Dr. Lamto Harding, Coordinator of Ghana's Sensitisation Committee on the West African Monetary Zone (WAMZ) said this at a public forum organised by the Committee under the auspices of the Ministry of Regional Co-operation and NEPAD at Aflao on Saturday on the introduction of the five nation currency. He said the common currency idea, which was mooted in 1999 by Ghana and accepted by Nigeria, Guinea, Sierra Leone and the Gambia would ensure a stronger monetary base for better economic development among member countries.
Dr Harding said the five countries are running prudent economic policies to meet the four criteria without which they could not actualise the monetary union. He mentioned the criteria as, a single digit inflation rate, budget deficit ratio of not more than four per cent, limiting government borrowing to 10 per cent of previous the year's revenue and at least three months foreign reserves.
Dr Harding said Ghana has met all these criteria except for inflation. He said a West African Central Bank (WACB), which is to be established on July 1, this year, with headquarters in Ghana, would be responsible for issuing the ECO, maintain price stability, formulate and implement a single monetary policy for WAMZ and also manage the foreign reserve of the zone.
Dr Harding said, recognising that good governance was vital to a buoyant economic development, member countries are applying the NEPAD and Peer Review Mechanism to ensure good governance and quicken their qualification for the common currency regime. He said it is the policy of WAMZ to co-opt the eight-member CFA Zone into the ECO zone for a much bigger financial environment towards the promotion of trade and industry. Dr Harding said ECO, would probably be introduced on a trial basis in 2006, and predicted that it could do better against international currencies.
He said after the creation of the currency, member countries would be required to maintain the good financial policies to ensure low inflation, and the cash budget management system currently being run by Ghana. Dr Harding said the zone would create a reserve of 200 million dollars in the WACB to offset financial problems in the zone and keep inflation at bay.

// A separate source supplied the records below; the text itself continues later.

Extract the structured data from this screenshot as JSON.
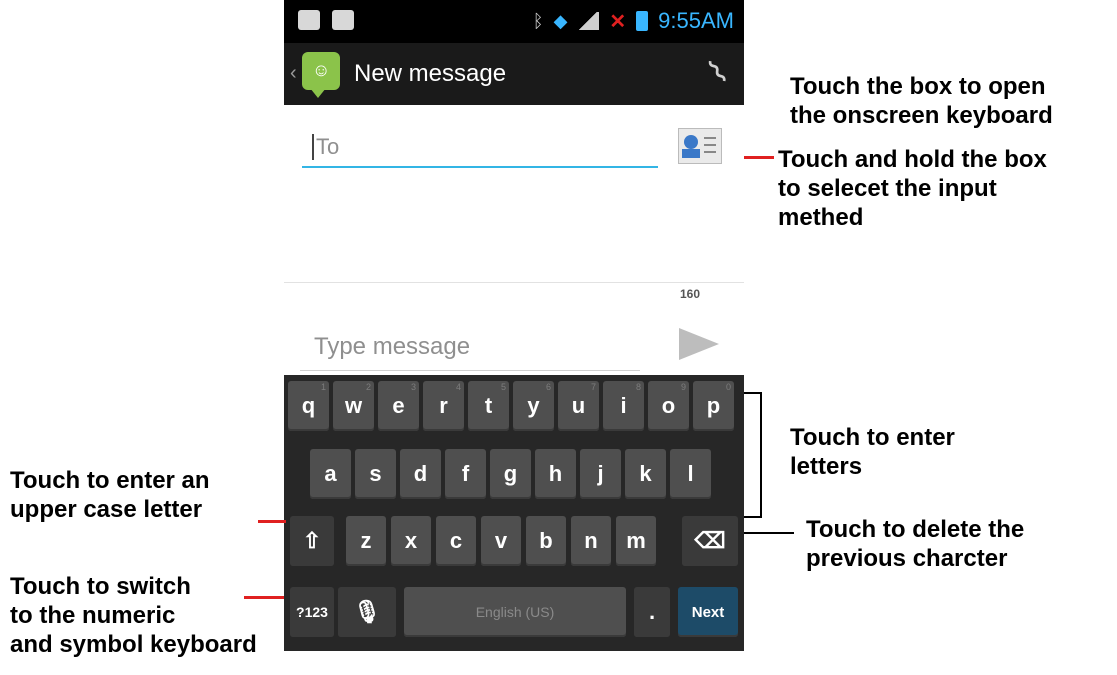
{
  "status_bar": {
    "time": "9:55AM"
  },
  "action_bar": {
    "title": "New message"
  },
  "compose": {
    "to_placeholder": "To",
    "char_counter": "160",
    "message_placeholder": "Type message"
  },
  "keyboard": {
    "row1": [
      "q",
      "w",
      "e",
      "r",
      "t",
      "y",
      "u",
      "i",
      "o",
      "p"
    ],
    "row1_hints": [
      "1",
      "2",
      "3",
      "4",
      "5",
      "6",
      "7",
      "8",
      "9",
      "0"
    ],
    "row2": [
      "a",
      "s",
      "d",
      "f",
      "g",
      "h",
      "j",
      "k",
      "l"
    ],
    "row3": [
      "z",
      "x",
      "c",
      "v",
      "b",
      "n",
      "m"
    ],
    "symbols_label": "?123",
    "space_label": "English (US)",
    "period_label": ".",
    "next_label": "Next"
  },
  "annotations": {
    "open_keyboard": "Touch the box to open\nthe onscreen keyboard",
    "select_input": "Touch and hold the box\nto selecet the input\nmethed",
    "enter_letters": "Touch to enter\nletters",
    "upper_case": "Touch to enter an\nupper case letter",
    "delete_char": "Touch to delete the\nprevious charcter",
    "switch_numeric": "Touch to switch\nto the numeric\nand symbol keyboard"
  }
}
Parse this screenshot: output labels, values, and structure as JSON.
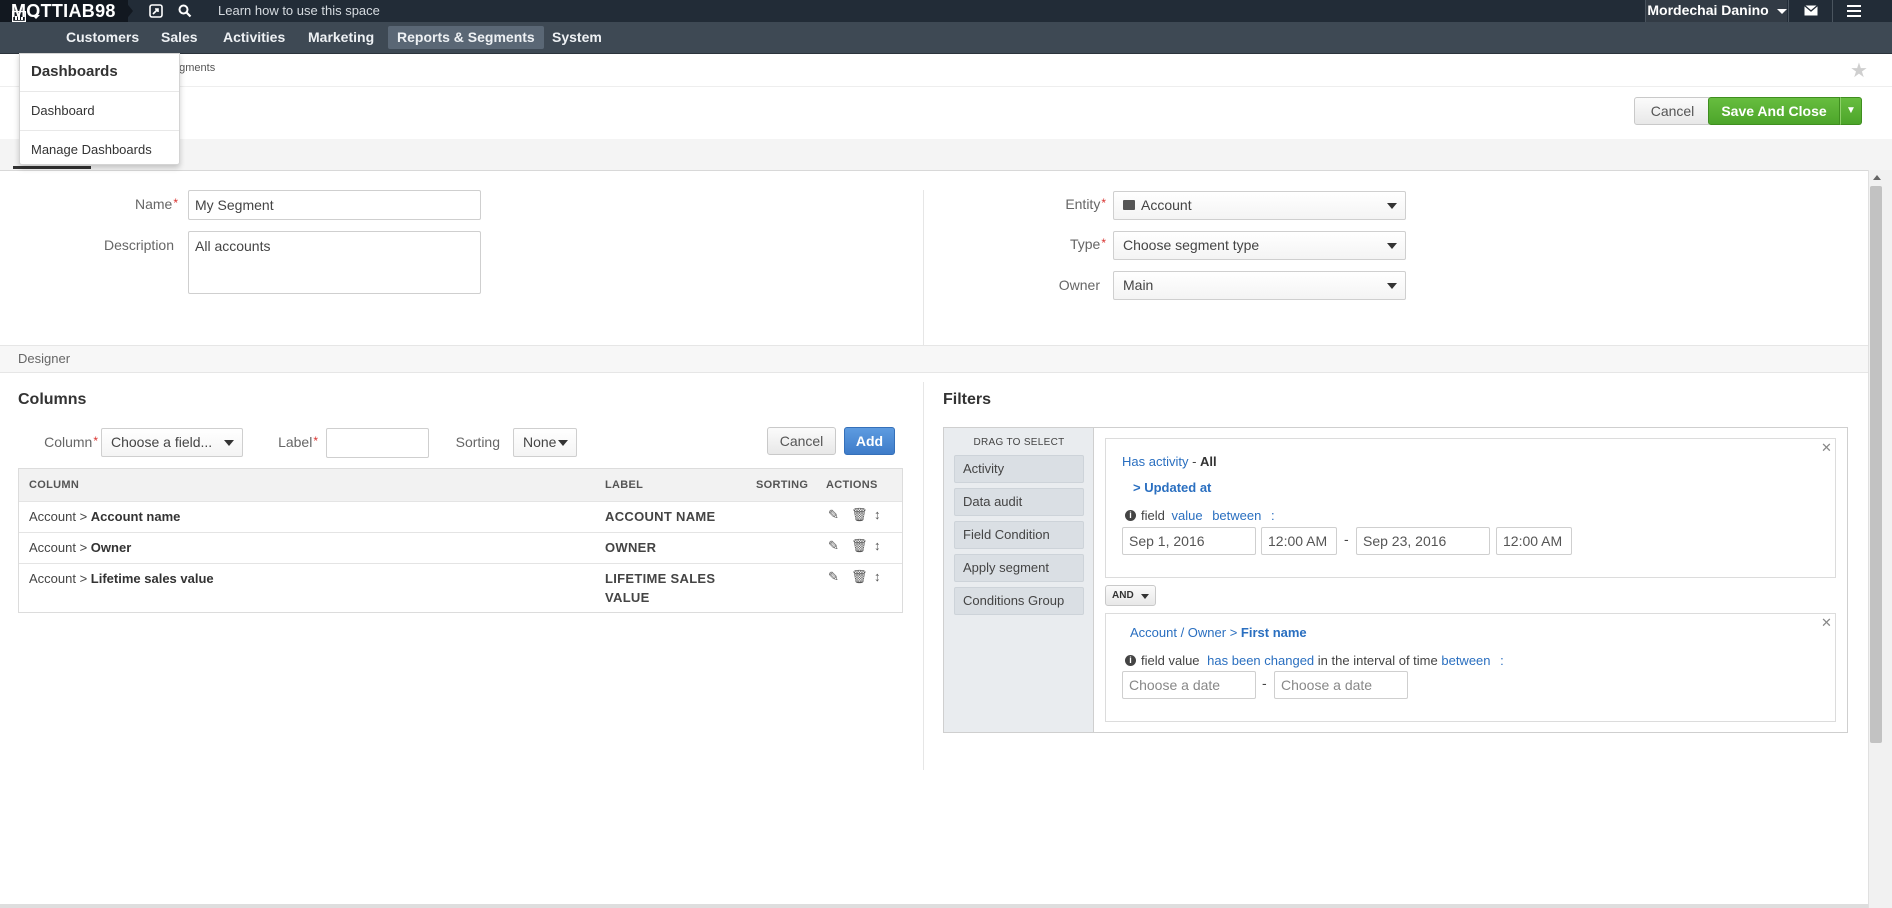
{
  "topbar": {
    "logo": "MOTTIAB98",
    "help_text": "Learn how to use this space",
    "user_name": "Mordechai Danino",
    "icons": [
      "bookmark-icon",
      "search-icon",
      "mail-icon",
      "hamburger-icon"
    ]
  },
  "nav": {
    "items": [
      "Customers",
      "Sales",
      "Activities",
      "Marketing",
      "Reports & Segments",
      "System"
    ],
    "active": "Reports & Segments"
  },
  "dashboards_menu": {
    "title": "Dashboards",
    "items": [
      "Dashboard",
      "Manage Dashboards"
    ]
  },
  "breadcrumb": "egments",
  "actions": {
    "cancel": "Cancel",
    "save_close": "Save And Close"
  },
  "form": {
    "name_label": "Name",
    "name_value": "My Segment",
    "description_label": "Description",
    "description_value": "All accounts",
    "entity_label": "Entity",
    "entity_value": "Account",
    "type_label": "Type",
    "type_value": "Choose segment type",
    "owner_label": "Owner",
    "owner_value": "Main"
  },
  "designer": {
    "label": "Designer"
  },
  "columns": {
    "title": "Columns",
    "column_label": "Column",
    "column_placeholder": "Choose a field...",
    "label_label": "Label",
    "sorting_label": "Sorting",
    "sorting_value": "None",
    "cancel": "Cancel",
    "add": "Add",
    "headers": [
      "COLUMN",
      "LABEL",
      "SORTING",
      "ACTIONS"
    ],
    "rows": [
      {
        "path": "Account > ",
        "field": "Account name",
        "label": "ACCOUNT NAME"
      },
      {
        "path": "Account > ",
        "field": "Owner",
        "label": "OWNER"
      },
      {
        "path": "Account > ",
        "field": "Lifetime sales value",
        "label": "LIFETIME SALES",
        "label2": "VALUE"
      }
    ]
  },
  "filters": {
    "title": "Filters",
    "drag_header": "DRAG TO SELECT",
    "drag_items": [
      "Activity",
      "Data audit",
      "Field Condition",
      "Apply segment",
      "Conditions Group"
    ],
    "cond1": {
      "has_activity": "Has activity",
      "dash": " - ",
      "all": "All",
      "updated_at": "> Updated at",
      "field_text": "field",
      "value_link": "value",
      "between_link": "between",
      "colon": ":",
      "date_from": "Sep 1, 2016",
      "time_from": "12:00 AM",
      "sep": "-",
      "date_to": "Sep 23, 2016",
      "time_to": "12:00 AM"
    },
    "operator": "AND",
    "cond2": {
      "path": "Account / Owner > ",
      "field": "First name",
      "field_text": "field value",
      "changed_link": "has been changed",
      "interval_text": "in the interval of time",
      "between_link": "between",
      "colon": ":",
      "date_from_placeholder": "Choose a date",
      "sep": "-",
      "date_to_placeholder": "Choose a date"
    }
  }
}
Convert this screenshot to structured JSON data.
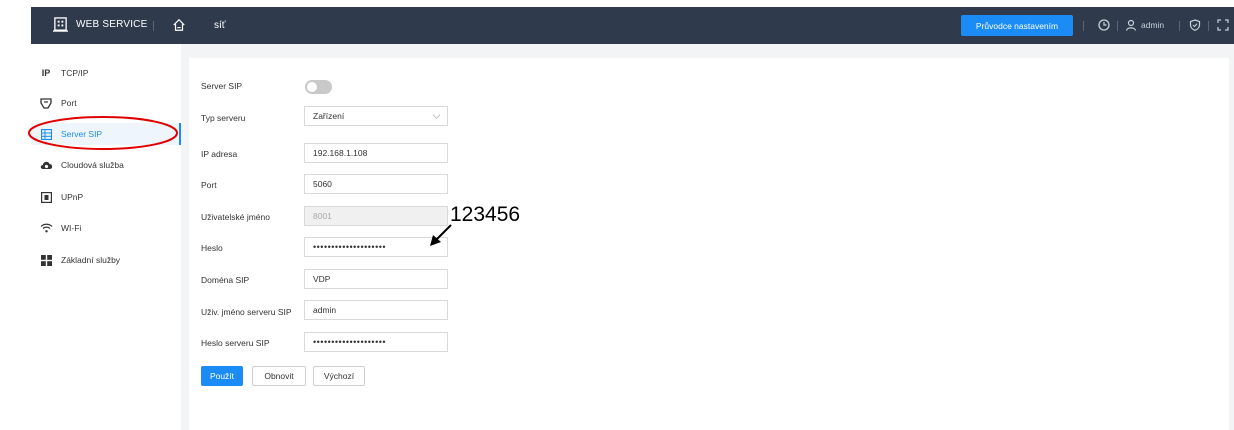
{
  "topbar": {
    "brand": "WEB SERVICE",
    "page_title": "síť",
    "wizard_button": "Průvodce nastavením",
    "user": "admin"
  },
  "sidebar": {
    "items": [
      {
        "label": "TCP/IP",
        "icon": "ip-icon"
      },
      {
        "label": "Port",
        "icon": "port-icon"
      },
      {
        "label": "Server SIP",
        "icon": "server-icon",
        "active": true
      },
      {
        "label": "Cloudová služba",
        "icon": "cloud-icon"
      },
      {
        "label": "UPnP",
        "icon": "upnp-icon"
      },
      {
        "label": "WI-Fi",
        "icon": "wifi-icon"
      },
      {
        "label": "Základní služby",
        "icon": "services-icon"
      }
    ]
  },
  "form": {
    "server_sip": {
      "label": "Server SIP",
      "enabled": false
    },
    "server_type": {
      "label": "Typ serveru",
      "value": "Zařízení"
    },
    "ip": {
      "label": "IP adresa",
      "value": "192.168.1.108"
    },
    "port": {
      "label": "Port",
      "value": "5060"
    },
    "username": {
      "label": "Uživatelské jméno",
      "value": "8001"
    },
    "password": {
      "label": "Heslo",
      "value": "••••••••••••••••••••"
    },
    "domain": {
      "label": "Doména SIP",
      "value": "VDP"
    },
    "server_user": {
      "label": "Uživ. jméno serveru SIP",
      "value": "admin"
    },
    "server_password": {
      "label": "Heslo serveru SIP",
      "value": "••••••••••••••••••••"
    }
  },
  "buttons": {
    "apply": "Použít",
    "refresh": "Obnovit",
    "default": "Výchozí"
  },
  "annotation": {
    "text": "123456",
    "color": "#e00000"
  },
  "colors": {
    "topbar": "#2f3b4c",
    "accent": "#1b8cf5"
  }
}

Mr James Quarshie, acting Chief Director of the Ministry of Regional Cooperation and NEPAD said the common currency would enhance regional integration and cooperation in which Ghanaians would have a lot of benefits such as direct and indirect employment following the location of the WACB in the country.
Mr Divine Ayidzoe, Ketu District Coordinating Director (DCD) in an address expressed dissatisfaction about the unsatisfactory level of compliance of the trade and economic related protocols of ECOWAS, meant to promote economic integration and wealth creation. He said Ghana has already reached bilateral agreements with Burkina Faso and Cote d'Ivoire to fast track ECOWAS protocols and agreements in relation to the movement of people, goods and services across their frontiers to enhance trade.